After passing a nearly $2 trillion tax cut, followed by a $1.3 trillion spending bill, House Republicans are set to do the most transparently hypocritical thing they’ve done all year: vote on a balanced budget amendment, probably Thursday. Speaker Paul Ryan and team apparently feel the need to appease their restive deficit hard-liners—who all happily voted to pass massive tax cuts. Whether this vote will actually fool anybody, though, is in question.
House conservatives said voting on a balanced budget amendment could calm some of the ire, though the measure is not popular with everyone on the right, and it’s unlikely to pass the Senate.
“If lawmakers think they can use a balanced budget amendment as a fig leaf of fiscal responsibility after just voting for such an irresponsible spending bill, they should think again,” said Tim Phillips, president of Americans for Prosperity. “Congress had an opportunity to exercise fiscal discipline, and they blew it.”

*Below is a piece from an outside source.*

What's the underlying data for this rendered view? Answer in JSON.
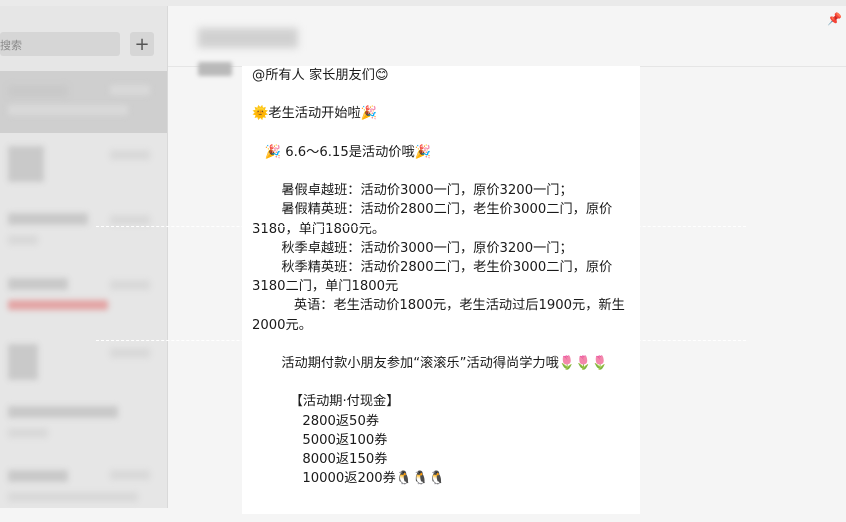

The bill, from Judiciary Chairman Bob Goodlatte of Virginia, is a constitutional amendment that would say Congress can’t spend more than it takes in in federal revenue without a supermajority vote of three-fifths in both the House and Senate. It could balance the budget either through spending cuts or tax hikes. It also would prevent Congress from raising the debt ceiling without supermajority votes. The fact that it even mentions tax hikes is losing the maniacs outside of Congress.
Andrew Roth, vice president of government affairs for the Club for Growth panned it as “a way for Republicans and Democrats to tax their way out of all of this spending that they’re doing, rather than having hardwired spending caps,” and says that balanced budget “has to be solved through spending cuts.” Jenny Beth Martin, leaders of the Tea Party Patriots (yes, they’re still a thing), said that if Congress has the power to either increase taxes or raise the debt ceiling, that “may not actually prevent overtaxing and overspending the way that it’s being written.”
Because apparently running a government has to be done without any money. The teabaggers are pretty much the only people gullible enough to think this could actually pass both the House and Senate and be ratified by the states. All those folks will be thrilled to find out that it’s their Social Security, Medicare and Medicaid that would disappear if this thing ever passed.
That’s what this really is as Democratic House Leader Nancy Pelosi says, calling it “an act of breathtaking hypocrisy and an open assault on Medicare, Medicaid and Social Security.” A balanced budget amendment would open up those programs for destruction, which has been and will always be the holy grail for Republicans.